Below are some frequently asked questions about defective product lawsuits. Additional information on this topic can be viewed by accessing the Defective Products summary under the “Practice Areas” tab.

Under Colorado law, the at-fault party must pay your medical expenses. In a defective products case, the at-fault party may include the manufacturer, designer, and/or retailer of the product. Because a lawsuit to recover compensation for your medical bills may take time, your health insurance carrier may cover medical expenses related to the defective product while you await the resolution of your case. If you do not have health insurance, Larson Larimer Schneider, P.C. may be able to assist you in securing medical financing so that you can obtain the medical care that you need. Please visit our Medical and Legal Funding page for more information on how our firm can help with this process.

If you have suffered an injury as a result of a defective product, you may be able to file claims for negligence, negligent design, breach of express or implied warranty, and strict products liability.

In defective products cases, plaintiffs generally may be able to recover damages for economic loss, non-economic loss, and physical impairment. Economic damages include compensation for past medical expenses resulting from the defendant’s negligence, future medical expenses, past and future lost wages, impaired earning capacity, and related out-of-pocket expenses. Non-economic damages on the other hand are intended to compensate the injured party for pain and suffering, loss of enjoyment of life, inconveniences associated with the incident in question, and emotional distress. Compensation for physical impairment and disfigurement may be awarded for physical disabilities, scars, loss of limb, burns, etc.

If your health insurance company has covered any of the costs of treatment associated with your injury, it will likely have a right to reimbursement under the terms of your insurance policy. Many health insurance providers have subrogation rights, or rights to pursue third parties who cause loss to their insured for which the health insurance company has paid.
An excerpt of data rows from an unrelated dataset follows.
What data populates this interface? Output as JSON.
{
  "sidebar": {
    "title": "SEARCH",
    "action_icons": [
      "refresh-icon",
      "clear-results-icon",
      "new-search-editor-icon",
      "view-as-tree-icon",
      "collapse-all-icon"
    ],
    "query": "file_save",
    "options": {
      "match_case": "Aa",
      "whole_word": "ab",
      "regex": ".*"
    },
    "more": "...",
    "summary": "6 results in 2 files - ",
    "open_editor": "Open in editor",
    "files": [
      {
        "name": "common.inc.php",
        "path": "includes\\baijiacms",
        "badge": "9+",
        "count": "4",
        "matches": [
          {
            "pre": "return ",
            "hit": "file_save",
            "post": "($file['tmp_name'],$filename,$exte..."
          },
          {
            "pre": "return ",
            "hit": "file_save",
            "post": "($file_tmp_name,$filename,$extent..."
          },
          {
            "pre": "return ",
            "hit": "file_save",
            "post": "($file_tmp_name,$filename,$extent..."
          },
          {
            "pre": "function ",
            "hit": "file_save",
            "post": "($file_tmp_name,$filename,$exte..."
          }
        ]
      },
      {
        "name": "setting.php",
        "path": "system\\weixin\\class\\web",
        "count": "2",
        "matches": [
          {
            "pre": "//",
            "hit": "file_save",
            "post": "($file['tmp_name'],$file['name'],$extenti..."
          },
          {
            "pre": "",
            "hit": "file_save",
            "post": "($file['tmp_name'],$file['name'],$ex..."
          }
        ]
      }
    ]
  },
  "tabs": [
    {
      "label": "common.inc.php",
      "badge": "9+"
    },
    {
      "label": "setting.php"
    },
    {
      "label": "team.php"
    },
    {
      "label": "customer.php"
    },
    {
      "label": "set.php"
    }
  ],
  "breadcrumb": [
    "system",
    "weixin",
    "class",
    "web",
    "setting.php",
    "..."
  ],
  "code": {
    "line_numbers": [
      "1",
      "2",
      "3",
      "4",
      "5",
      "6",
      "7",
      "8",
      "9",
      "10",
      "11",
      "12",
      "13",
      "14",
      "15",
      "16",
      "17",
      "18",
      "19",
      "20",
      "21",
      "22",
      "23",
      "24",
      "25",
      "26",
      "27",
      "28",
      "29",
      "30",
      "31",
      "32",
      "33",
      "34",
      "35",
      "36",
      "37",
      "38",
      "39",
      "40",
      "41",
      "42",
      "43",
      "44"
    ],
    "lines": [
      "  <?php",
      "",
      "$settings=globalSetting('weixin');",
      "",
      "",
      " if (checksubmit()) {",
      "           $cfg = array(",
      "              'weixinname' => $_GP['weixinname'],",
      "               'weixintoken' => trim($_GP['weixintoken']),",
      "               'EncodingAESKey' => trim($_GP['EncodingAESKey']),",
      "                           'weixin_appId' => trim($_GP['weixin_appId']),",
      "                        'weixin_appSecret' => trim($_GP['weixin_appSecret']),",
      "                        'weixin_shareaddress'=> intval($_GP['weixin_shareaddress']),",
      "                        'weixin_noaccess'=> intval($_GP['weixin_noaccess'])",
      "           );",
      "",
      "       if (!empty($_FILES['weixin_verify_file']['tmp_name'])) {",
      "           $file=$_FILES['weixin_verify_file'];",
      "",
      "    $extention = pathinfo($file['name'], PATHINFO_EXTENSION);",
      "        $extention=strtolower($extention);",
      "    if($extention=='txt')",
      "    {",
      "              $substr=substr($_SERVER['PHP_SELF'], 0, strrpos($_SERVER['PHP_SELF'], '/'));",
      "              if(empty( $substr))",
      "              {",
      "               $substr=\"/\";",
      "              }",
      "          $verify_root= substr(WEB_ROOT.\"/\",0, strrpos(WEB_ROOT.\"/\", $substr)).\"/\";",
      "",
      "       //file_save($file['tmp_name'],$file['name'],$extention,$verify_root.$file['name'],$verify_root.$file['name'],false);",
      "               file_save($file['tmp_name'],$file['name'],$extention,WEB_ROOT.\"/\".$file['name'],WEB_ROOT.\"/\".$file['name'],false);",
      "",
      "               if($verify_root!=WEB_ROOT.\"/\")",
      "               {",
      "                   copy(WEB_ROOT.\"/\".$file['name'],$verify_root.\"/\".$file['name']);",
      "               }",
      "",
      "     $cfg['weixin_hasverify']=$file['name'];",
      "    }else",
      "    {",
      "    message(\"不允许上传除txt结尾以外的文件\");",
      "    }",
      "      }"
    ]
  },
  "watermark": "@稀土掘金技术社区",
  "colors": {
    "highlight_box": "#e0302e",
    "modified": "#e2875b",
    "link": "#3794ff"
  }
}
Generally, medical expenses incurred as a result of a defective product and paid for by your insurance carrier will be reimbursed by the at-fault party’s insurance provider or from any settlement recovered from the at-fault individual.